What you have to do –
Collect every line in the records below that contains the word "title".

** Opening Exercise input block **

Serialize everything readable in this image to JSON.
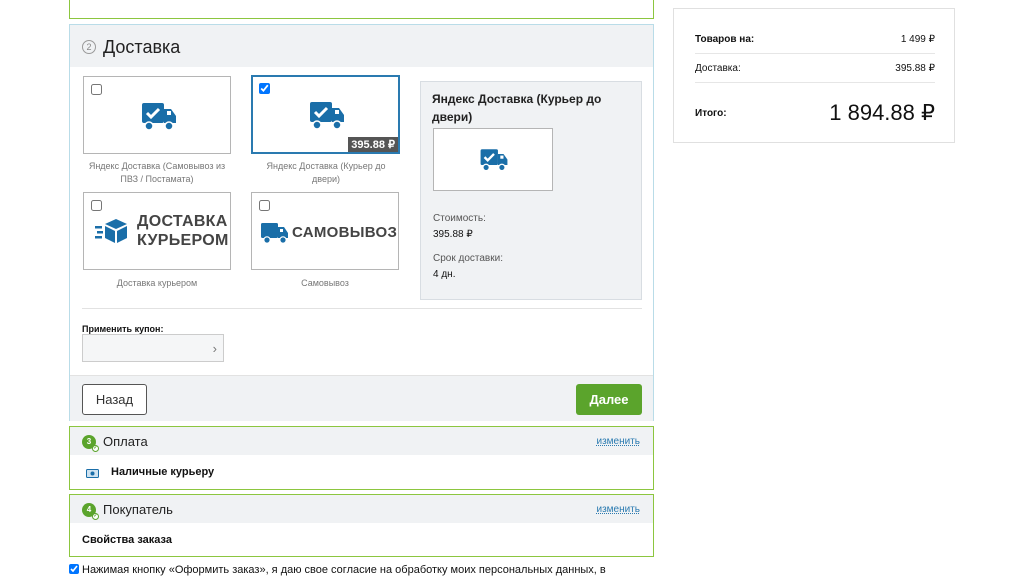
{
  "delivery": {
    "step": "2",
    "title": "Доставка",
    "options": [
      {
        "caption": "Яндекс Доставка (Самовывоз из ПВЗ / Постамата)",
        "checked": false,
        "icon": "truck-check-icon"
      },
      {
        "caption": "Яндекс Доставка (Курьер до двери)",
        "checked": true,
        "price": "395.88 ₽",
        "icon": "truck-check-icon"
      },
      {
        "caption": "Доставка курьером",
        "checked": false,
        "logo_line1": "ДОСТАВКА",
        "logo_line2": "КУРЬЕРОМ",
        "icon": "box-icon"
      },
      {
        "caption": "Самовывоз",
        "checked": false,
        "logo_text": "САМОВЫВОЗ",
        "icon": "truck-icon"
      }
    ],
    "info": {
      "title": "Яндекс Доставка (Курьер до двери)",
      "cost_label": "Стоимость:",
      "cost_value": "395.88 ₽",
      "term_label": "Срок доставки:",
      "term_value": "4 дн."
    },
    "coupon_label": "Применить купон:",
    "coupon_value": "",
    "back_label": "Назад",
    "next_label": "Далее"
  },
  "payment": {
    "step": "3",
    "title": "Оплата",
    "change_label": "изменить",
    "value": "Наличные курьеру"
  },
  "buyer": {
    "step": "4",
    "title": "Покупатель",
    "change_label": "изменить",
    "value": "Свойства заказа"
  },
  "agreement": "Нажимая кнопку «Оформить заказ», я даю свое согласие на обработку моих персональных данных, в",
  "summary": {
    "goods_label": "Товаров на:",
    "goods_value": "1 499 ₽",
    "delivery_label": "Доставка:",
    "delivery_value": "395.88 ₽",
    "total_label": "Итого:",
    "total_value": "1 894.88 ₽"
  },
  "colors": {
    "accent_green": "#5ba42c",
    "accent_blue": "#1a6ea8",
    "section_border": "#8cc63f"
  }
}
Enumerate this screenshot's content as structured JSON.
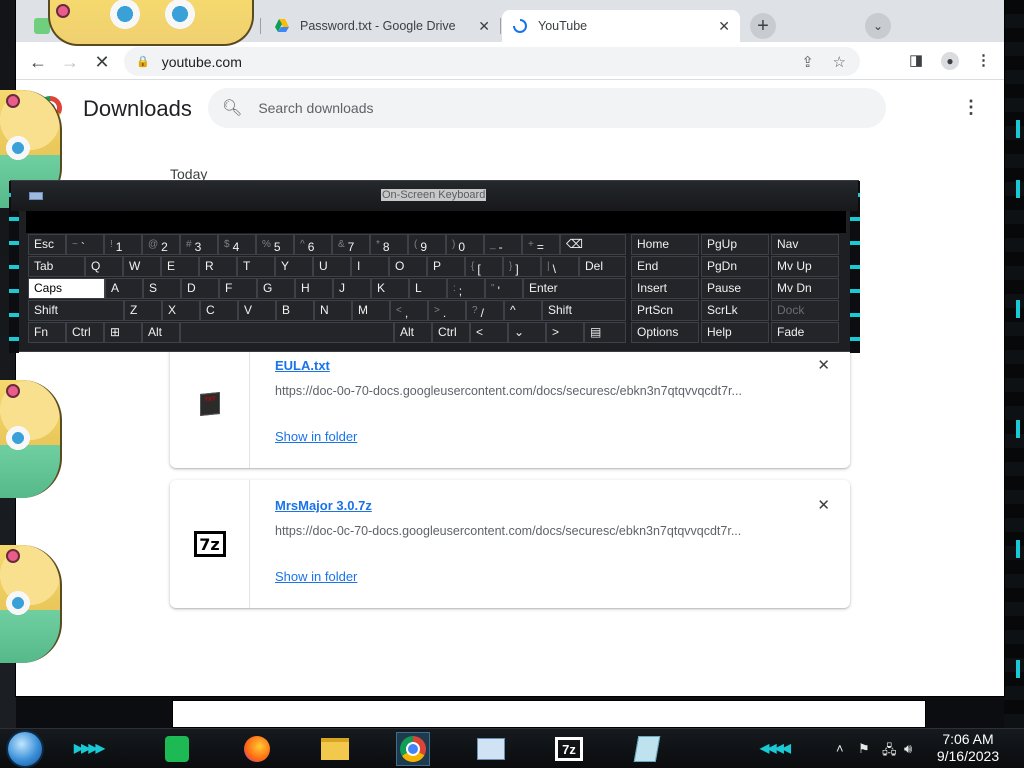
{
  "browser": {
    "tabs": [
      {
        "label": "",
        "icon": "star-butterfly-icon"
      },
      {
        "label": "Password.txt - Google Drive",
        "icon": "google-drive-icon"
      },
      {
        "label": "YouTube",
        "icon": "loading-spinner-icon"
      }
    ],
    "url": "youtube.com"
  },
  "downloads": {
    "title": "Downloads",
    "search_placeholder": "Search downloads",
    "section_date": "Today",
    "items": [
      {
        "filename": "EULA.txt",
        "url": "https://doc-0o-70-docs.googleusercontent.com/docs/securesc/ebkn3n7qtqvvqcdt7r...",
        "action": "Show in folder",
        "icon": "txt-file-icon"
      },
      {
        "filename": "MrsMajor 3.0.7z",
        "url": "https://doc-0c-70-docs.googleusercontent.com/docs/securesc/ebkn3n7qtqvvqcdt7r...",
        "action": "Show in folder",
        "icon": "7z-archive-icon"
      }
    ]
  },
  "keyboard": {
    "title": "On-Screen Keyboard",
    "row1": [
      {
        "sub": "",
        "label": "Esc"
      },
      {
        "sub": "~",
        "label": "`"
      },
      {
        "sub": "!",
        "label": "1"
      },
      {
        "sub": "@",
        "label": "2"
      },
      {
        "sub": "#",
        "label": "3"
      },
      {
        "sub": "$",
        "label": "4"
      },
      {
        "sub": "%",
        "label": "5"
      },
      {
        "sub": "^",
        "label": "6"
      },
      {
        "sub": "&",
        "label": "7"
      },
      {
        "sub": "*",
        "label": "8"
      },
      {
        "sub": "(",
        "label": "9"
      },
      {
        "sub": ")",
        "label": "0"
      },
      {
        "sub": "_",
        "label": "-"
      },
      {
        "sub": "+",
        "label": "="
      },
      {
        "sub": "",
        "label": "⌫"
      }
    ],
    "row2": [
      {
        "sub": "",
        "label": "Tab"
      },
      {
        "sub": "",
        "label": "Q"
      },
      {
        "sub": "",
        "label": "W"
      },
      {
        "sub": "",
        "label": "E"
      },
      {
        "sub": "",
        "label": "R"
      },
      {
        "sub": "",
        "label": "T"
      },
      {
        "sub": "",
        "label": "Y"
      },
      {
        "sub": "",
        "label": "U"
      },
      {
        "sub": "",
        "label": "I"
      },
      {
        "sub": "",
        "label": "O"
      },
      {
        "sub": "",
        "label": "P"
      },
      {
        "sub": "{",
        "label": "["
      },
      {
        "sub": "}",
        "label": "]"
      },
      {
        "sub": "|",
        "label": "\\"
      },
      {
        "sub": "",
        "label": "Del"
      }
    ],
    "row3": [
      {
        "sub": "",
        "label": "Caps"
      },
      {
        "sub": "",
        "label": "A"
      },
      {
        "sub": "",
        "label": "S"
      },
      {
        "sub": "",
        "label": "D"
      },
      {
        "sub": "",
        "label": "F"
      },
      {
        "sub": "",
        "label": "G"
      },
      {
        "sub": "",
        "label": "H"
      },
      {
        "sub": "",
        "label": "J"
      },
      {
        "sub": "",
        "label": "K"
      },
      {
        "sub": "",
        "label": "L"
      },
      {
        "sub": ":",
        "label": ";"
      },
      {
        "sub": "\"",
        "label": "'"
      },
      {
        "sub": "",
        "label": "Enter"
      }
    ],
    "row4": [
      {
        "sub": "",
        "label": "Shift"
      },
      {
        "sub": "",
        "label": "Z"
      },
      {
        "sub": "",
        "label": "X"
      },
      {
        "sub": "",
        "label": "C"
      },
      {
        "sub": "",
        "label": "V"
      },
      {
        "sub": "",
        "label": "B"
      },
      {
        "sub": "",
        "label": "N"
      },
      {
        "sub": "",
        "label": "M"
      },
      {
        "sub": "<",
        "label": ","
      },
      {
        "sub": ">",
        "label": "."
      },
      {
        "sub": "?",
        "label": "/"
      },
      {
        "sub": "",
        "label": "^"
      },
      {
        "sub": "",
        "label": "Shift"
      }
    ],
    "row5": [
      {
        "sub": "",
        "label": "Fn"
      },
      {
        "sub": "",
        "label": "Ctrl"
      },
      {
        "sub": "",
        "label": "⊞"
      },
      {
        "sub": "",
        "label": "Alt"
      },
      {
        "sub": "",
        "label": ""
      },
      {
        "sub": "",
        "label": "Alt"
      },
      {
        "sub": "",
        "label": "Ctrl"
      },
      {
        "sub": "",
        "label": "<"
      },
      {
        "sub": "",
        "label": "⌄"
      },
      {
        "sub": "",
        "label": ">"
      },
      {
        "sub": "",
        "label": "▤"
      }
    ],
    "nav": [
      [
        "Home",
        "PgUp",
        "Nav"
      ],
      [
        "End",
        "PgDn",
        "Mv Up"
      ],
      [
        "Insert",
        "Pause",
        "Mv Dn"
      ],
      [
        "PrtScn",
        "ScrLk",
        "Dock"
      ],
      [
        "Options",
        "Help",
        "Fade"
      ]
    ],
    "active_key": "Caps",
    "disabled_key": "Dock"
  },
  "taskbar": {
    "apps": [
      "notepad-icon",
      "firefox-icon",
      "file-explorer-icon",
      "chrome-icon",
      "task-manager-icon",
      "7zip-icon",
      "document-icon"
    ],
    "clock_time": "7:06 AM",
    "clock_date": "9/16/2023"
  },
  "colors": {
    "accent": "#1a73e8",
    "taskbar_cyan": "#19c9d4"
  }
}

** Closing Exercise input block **

Finished exercise –
    "title": "Доставка",
      "title": "Яндекс Доставка (Курьер до двери)",
    "title": "Оплата",
    "title": "Покупатель",
    "title": "Downloads",
    "title": "On-Screen Keyboard",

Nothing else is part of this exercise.